(App and web page records)
☆ ☆ ☆ ☆

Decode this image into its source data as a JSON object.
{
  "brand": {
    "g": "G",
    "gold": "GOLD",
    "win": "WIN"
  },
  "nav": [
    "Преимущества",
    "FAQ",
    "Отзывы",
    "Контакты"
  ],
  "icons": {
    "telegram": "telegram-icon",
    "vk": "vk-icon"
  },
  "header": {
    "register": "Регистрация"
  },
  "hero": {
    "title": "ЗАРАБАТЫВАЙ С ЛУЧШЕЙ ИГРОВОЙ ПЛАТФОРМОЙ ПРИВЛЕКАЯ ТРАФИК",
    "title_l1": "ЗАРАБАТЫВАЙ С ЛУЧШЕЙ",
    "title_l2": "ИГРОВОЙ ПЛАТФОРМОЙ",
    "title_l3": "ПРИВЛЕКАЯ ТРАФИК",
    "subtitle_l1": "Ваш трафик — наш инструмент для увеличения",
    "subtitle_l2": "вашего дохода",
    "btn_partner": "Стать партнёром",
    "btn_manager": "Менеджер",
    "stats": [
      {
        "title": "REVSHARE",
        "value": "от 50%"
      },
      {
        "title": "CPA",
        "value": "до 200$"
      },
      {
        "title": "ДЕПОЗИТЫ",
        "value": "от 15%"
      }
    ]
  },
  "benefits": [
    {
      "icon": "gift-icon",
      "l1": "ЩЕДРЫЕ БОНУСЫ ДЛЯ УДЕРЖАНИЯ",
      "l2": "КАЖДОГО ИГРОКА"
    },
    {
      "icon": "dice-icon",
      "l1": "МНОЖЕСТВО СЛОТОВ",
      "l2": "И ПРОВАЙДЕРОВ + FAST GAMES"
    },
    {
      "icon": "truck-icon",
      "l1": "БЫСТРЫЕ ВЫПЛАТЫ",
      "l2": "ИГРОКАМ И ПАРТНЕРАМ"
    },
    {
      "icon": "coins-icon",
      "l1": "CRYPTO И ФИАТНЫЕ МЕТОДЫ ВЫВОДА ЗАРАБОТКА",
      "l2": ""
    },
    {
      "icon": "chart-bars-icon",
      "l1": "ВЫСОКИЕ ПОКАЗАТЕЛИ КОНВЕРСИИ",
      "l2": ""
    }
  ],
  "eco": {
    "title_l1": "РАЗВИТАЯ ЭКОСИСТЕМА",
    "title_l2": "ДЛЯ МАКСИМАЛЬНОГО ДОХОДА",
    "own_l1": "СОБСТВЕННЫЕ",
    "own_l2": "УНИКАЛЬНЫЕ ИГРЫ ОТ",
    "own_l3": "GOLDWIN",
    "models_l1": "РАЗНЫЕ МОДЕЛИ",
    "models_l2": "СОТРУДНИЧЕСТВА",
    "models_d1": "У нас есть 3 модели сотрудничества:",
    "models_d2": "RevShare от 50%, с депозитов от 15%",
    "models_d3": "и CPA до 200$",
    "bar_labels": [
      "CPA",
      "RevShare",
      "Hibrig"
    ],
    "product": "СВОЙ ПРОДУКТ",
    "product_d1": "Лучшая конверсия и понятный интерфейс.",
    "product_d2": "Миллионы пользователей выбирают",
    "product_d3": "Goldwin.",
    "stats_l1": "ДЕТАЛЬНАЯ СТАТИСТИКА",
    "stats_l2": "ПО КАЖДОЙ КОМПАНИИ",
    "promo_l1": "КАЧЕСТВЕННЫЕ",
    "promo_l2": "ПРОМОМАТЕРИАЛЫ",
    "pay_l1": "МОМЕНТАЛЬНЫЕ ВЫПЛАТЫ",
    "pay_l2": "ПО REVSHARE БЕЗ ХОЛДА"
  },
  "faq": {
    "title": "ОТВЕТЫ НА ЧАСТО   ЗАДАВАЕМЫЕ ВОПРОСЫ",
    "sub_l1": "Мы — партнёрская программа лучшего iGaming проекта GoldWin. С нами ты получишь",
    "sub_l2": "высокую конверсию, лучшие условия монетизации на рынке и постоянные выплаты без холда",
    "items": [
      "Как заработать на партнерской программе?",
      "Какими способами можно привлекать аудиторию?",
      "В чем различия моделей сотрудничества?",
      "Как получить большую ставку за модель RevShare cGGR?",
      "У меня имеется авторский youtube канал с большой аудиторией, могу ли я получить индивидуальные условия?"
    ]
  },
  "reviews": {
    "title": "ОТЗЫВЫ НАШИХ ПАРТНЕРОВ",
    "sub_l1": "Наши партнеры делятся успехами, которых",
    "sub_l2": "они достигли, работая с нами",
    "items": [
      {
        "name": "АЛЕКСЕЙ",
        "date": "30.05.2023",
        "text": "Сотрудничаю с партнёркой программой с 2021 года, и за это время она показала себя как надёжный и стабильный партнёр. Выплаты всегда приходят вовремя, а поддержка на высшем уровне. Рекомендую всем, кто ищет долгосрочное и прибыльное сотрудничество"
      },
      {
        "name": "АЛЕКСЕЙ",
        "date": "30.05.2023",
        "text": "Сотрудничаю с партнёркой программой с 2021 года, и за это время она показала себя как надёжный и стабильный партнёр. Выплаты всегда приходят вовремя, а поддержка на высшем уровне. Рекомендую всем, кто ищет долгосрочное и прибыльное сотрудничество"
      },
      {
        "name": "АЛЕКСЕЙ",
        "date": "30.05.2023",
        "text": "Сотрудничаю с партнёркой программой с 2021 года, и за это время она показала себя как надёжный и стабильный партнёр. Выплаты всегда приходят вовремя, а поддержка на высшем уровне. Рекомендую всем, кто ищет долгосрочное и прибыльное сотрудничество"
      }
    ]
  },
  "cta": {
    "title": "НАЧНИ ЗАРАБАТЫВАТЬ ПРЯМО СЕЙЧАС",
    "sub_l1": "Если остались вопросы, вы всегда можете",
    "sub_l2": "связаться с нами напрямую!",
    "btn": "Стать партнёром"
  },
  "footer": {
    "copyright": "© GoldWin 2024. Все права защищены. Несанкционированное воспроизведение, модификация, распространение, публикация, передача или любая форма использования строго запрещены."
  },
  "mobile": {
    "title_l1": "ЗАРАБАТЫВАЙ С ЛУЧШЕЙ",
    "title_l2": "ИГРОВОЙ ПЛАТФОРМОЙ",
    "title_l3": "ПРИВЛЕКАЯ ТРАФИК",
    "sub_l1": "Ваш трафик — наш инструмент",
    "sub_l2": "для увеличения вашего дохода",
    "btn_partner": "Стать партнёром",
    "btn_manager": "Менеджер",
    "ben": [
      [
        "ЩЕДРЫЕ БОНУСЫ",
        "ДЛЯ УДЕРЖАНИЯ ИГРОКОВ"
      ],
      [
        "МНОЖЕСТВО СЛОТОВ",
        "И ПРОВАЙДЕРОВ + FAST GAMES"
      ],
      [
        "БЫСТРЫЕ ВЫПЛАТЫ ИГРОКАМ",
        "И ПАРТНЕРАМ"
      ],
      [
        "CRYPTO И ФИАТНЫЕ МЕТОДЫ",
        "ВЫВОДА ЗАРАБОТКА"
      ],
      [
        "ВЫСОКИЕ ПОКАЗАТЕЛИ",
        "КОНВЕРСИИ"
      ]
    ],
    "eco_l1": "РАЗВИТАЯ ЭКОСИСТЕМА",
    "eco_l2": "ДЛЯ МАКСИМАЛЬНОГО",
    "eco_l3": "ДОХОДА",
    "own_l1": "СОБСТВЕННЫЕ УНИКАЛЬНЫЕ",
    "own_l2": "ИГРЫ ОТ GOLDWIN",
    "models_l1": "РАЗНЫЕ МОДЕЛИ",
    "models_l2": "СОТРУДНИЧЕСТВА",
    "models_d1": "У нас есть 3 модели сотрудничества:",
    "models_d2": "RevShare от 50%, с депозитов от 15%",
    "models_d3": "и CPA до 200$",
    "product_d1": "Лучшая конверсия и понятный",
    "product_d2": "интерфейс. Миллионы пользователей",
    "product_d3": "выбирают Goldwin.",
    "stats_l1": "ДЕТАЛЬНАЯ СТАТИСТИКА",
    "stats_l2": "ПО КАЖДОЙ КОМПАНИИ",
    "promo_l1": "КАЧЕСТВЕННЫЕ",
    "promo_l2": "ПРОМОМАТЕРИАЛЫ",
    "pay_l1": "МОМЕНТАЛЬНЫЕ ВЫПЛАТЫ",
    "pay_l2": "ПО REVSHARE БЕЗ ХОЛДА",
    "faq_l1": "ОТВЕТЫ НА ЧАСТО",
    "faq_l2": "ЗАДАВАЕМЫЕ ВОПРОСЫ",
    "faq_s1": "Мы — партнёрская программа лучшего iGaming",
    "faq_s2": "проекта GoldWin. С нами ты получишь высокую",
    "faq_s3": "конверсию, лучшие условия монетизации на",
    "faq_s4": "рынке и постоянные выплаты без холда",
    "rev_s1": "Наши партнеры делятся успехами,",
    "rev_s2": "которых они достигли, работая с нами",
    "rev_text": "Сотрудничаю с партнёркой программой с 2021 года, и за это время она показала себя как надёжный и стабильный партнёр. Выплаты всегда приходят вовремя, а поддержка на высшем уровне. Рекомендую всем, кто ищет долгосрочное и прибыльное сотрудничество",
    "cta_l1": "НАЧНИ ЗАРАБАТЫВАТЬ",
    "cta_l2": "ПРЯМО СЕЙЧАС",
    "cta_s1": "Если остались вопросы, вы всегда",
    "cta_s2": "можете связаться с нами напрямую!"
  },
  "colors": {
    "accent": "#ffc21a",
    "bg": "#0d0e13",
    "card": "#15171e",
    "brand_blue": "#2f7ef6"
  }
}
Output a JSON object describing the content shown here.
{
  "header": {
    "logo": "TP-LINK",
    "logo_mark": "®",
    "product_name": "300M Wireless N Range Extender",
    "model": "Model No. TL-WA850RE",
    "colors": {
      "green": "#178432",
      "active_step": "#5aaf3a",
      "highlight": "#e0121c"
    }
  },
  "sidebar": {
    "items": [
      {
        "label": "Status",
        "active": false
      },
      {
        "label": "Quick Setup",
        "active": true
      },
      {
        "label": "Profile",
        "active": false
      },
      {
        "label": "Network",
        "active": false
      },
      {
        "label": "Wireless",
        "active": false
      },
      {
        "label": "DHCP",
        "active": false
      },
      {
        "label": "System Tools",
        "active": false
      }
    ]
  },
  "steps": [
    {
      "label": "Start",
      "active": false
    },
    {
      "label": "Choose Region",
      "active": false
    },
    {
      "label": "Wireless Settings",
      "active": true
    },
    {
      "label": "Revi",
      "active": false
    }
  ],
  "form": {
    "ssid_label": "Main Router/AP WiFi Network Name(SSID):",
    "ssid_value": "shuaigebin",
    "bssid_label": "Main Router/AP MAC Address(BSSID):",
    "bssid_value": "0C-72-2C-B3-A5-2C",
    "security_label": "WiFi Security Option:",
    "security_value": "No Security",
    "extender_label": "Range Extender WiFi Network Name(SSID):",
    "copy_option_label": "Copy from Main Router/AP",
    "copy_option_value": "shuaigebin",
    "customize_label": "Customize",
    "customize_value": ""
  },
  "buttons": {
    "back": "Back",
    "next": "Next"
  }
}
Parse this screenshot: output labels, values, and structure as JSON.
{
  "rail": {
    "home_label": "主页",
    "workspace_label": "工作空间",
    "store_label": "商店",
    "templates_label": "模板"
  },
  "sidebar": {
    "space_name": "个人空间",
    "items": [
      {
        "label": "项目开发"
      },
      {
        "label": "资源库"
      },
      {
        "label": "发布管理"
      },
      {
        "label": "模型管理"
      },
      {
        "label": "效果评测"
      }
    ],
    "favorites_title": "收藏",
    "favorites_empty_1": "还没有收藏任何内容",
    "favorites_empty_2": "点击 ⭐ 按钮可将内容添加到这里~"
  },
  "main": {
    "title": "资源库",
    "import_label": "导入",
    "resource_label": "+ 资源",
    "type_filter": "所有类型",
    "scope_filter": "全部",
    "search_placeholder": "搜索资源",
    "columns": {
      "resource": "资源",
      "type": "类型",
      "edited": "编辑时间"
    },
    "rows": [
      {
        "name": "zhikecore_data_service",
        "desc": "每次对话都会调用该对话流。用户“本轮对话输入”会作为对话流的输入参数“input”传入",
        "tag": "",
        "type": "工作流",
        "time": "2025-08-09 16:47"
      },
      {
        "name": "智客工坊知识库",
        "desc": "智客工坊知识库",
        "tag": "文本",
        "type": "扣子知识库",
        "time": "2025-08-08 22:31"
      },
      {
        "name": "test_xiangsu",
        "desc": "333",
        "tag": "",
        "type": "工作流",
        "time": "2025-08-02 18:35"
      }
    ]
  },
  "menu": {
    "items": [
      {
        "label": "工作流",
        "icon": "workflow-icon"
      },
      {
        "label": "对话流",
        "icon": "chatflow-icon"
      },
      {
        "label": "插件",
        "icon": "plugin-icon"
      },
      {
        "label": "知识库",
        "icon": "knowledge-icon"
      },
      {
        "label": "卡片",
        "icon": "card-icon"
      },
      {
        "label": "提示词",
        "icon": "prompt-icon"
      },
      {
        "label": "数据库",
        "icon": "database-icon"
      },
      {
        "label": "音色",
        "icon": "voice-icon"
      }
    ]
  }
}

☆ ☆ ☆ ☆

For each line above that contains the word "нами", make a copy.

    "sub_l1": "Мы — партнёрская программа лучшего iGaming проекта GoldWin. С нами ты получишь",
    "sub_l2": "они достигли, работая с нами",
    "sub_l2": "связаться с нами напрямую!",
    "faq_s2": "проекта GoldWin. С нами ты получишь высокую",
    "rev_s2": "которых они достигли, работая с нами",
    "cta_s2": "можете связаться с нами напрямую!"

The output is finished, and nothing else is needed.